Our 2016 group camping table tests proved quite revealing, as we compared rival products by some pretty famous outdoor accessory manufacturers. Buying the right camping table can make the difference between so-so caravan holidays and marvellously memorable holidays with plenty of great outdoor feasts and barbecues! So, how do you decide which are the best camping tables for you?

Lightweight yet durable, stable on uneven ground and big enough for all the family – these are just some of the things we demand from our camping tables. On top of that they must be easy to use, quick to set up and pack away, and compact enough when folded to fit into the car or caravan without any hassle. Plus, we want our camping tables to look a bit like normal dining tables, especially when we’re setting them up in caravan awnings, aiming for that home-from-home feeling.

Browse through our folding table reviews to see prices at a glance, from the cheapest camping table – the Quest Superlite Medium Table at £22.99 – to the most expensive camping table – the Outwell Cluster Large, a premium bamboo-topped folding table costing £109.99. Another folding table boasting beautiful bamboo was the Robens Wayfarer Large Table at £79.99.

Aluminium is a terrific material for lightweight camping tables, and we’ve tested the Outwell Toronto Large, a 10-seater costing £90, and the Coleman 6 in 1 Camping Table at £70.

Next we looked for the best camping tables for sale in a mid-price-range, from £45 to £60 approximately. We tested one with an onyx-effect tabletop – the Kampa Oval Table at £53.99. Then we tried out the Kampa Prestige Camping Table at £59.99, the Outwell Penticton at £53.99, the Argos Trespass Foldable Storage Table at £49.99, the Quest Elite Packaway Slatted Table at £44.99, and the Kampa Element Waterproof Table Medium at £54.99.

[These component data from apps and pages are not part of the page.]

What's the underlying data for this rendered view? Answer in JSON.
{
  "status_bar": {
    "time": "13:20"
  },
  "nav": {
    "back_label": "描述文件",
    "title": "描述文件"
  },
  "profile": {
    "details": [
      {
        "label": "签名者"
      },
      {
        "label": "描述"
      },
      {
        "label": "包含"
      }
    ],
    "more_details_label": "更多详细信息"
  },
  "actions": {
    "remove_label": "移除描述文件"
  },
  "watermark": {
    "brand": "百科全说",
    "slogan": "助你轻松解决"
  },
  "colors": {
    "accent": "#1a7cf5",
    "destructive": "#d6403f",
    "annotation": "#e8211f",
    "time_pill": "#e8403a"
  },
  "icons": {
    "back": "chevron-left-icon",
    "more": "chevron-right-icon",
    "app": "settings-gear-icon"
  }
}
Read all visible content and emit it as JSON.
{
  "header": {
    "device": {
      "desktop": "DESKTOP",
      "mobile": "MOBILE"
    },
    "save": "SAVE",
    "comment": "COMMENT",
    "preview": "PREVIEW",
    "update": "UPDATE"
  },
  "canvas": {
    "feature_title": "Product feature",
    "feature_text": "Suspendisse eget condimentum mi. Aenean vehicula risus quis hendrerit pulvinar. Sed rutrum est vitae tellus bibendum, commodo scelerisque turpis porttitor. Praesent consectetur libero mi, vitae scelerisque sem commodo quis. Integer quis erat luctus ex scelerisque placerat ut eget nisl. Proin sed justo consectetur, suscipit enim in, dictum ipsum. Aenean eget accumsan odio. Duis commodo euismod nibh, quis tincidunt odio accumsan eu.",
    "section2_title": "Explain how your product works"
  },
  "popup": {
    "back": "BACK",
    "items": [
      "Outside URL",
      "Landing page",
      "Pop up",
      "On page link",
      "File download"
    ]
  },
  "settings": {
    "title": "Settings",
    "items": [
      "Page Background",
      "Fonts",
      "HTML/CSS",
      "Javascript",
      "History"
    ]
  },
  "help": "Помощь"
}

When judging folding camping tables for caravan holidays we compared weights and sizes when folded, compared to the areas of tabletop that you get, accepting that the bigger the table, the heavier and bulkier they are. We liked the folding tables with weatherproof, washable tabletops, constructed with few tabletop joins that might trap crumbs. 

The next vital statistics we checked out were the table heights and stability, bearing in mind that a comfortable height when you’re sitting on camping chairs may well be lower than you’d choose at home. Folding tables with adjustable table legs and feet were the best for avoiding the dreaded wobbly table syndrome.

Some camping tables had annoying table leg braces that prevent you from getting your knees under the table properly and some were better for two than for four people. As with all our camping accessory reviews we were mindful of value for money, and appreciated any bonus features that would prove useful, such as shelves beneath the tabletop.

Here is our verdict on the Argos 309/3753 Trespass Foldable Storage Table, costing a very reasonable price of £49.99. This is an old but simple camping table design, brought somewhat up to date by the large suspended cupboard beneath. Both compartments can be loaded almost as well as the cupboards in your caravan, but there’s no legroom with them in place.

Perhaps the best way to consider this product is as a cupboard-come-coffee table, or remove the cupboard and you have a spacious, 120cm x 60cm, 70cm-high camping table for up to six. Points were lost for slight instability and a lack of leg adjustment for uneven ground.